Scan the entries below line by line and state how many lines contain the string "this", giving only the number.

◆ DATA SUPPLIED:

########

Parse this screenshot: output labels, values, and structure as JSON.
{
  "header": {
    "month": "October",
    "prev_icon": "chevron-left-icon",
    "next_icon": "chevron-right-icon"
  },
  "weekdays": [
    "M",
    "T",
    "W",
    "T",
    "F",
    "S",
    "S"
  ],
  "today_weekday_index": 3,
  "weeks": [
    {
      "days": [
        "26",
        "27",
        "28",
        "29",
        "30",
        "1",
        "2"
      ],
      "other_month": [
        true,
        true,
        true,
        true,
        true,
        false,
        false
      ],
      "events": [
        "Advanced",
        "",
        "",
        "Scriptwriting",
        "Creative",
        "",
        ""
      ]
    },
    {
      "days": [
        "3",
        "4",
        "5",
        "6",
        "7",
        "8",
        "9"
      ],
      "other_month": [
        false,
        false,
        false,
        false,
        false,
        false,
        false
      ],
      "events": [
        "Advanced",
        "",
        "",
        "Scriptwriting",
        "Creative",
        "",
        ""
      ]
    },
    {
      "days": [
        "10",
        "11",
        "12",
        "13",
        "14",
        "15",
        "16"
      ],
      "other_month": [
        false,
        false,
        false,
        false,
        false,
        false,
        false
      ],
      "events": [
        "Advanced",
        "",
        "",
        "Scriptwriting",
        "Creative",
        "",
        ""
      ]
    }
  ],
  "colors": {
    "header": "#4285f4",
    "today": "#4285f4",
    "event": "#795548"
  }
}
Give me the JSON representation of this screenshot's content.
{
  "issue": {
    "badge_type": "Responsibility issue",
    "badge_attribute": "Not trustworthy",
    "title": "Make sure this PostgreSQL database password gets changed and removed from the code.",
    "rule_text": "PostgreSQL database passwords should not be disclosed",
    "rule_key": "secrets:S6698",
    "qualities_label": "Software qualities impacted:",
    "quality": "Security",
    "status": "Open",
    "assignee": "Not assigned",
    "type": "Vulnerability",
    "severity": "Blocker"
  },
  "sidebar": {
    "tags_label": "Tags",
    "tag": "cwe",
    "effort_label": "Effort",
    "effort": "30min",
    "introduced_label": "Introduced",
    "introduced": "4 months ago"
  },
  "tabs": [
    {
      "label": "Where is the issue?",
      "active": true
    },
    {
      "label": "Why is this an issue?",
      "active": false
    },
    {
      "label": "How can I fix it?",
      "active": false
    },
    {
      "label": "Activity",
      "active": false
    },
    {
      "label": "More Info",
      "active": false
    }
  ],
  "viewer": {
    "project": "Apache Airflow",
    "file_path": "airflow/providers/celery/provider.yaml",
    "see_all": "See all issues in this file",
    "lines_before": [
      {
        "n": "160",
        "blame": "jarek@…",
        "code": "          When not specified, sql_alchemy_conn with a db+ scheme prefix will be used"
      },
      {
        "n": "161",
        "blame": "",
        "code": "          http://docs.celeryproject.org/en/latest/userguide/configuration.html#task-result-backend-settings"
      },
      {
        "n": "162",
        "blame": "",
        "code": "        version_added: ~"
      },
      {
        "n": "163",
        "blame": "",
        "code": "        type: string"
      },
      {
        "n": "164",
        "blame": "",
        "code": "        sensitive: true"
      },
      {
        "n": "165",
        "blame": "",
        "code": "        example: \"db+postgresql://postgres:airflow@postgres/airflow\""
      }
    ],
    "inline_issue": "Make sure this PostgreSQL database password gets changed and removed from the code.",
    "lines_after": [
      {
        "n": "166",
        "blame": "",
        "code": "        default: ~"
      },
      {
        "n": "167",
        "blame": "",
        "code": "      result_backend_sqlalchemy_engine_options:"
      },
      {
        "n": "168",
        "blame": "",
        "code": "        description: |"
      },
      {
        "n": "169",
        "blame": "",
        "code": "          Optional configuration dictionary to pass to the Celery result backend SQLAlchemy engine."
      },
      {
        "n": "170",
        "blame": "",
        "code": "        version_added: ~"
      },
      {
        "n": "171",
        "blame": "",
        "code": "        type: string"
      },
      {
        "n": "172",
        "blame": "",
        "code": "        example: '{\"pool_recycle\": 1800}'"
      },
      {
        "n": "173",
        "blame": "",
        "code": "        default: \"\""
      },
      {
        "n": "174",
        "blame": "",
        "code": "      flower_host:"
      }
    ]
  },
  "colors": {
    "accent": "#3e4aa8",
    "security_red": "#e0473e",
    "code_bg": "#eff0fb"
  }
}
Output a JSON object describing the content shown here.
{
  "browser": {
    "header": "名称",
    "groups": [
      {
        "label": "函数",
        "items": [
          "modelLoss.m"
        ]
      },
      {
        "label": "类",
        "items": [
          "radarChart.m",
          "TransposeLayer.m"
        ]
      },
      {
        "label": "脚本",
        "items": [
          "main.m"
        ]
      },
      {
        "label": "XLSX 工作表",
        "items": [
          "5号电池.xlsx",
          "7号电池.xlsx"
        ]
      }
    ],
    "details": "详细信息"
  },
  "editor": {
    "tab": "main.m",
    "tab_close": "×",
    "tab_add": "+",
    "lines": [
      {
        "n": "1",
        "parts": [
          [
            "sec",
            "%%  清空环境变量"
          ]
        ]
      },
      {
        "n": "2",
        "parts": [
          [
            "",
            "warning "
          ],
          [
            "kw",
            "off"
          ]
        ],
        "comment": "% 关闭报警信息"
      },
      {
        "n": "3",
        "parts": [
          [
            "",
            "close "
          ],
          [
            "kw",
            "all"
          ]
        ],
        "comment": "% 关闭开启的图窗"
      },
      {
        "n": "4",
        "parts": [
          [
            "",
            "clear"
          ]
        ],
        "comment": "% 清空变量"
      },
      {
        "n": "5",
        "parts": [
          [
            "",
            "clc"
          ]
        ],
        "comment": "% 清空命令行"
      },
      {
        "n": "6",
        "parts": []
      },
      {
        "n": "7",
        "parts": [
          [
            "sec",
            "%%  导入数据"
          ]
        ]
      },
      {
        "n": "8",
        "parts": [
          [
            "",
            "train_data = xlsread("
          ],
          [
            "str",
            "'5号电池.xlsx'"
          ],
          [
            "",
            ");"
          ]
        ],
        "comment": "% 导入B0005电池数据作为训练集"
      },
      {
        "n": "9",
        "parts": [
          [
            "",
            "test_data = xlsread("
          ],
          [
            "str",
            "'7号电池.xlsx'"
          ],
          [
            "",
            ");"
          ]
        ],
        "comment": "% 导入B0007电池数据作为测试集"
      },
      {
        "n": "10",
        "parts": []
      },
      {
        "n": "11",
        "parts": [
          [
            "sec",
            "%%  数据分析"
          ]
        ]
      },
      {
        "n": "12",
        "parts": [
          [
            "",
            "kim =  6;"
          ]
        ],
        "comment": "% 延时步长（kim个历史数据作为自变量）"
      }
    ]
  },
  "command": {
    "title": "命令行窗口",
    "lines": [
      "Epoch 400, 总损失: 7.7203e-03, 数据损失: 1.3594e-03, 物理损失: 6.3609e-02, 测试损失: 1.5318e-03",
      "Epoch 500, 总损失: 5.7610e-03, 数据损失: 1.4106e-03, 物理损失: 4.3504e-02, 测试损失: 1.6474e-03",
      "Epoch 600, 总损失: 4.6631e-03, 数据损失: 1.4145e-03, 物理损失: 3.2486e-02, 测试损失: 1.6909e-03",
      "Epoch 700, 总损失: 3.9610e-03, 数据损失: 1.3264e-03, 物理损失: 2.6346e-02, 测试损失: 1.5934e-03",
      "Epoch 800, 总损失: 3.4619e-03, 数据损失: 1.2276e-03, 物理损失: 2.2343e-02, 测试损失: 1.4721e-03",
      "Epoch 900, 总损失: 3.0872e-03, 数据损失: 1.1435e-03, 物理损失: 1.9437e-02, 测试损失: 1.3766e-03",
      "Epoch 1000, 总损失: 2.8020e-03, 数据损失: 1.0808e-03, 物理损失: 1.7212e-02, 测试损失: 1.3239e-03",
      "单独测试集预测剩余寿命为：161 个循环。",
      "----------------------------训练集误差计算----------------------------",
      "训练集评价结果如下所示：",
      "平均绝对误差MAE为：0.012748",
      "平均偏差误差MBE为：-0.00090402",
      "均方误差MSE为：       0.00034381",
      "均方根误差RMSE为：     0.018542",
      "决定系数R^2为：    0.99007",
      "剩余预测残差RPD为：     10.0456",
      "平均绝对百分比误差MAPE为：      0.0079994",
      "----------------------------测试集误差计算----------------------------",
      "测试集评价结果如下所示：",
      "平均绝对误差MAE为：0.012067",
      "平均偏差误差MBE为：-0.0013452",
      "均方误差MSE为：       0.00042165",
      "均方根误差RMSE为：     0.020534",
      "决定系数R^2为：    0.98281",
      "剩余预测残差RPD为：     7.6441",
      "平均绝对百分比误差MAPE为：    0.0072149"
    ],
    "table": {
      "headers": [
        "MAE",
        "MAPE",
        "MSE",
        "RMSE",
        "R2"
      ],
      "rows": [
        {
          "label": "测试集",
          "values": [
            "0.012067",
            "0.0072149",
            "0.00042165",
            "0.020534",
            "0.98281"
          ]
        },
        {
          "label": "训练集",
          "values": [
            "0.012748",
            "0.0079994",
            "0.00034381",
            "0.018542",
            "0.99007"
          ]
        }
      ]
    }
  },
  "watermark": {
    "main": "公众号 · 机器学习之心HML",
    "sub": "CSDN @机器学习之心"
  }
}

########

◆ RESULT: 6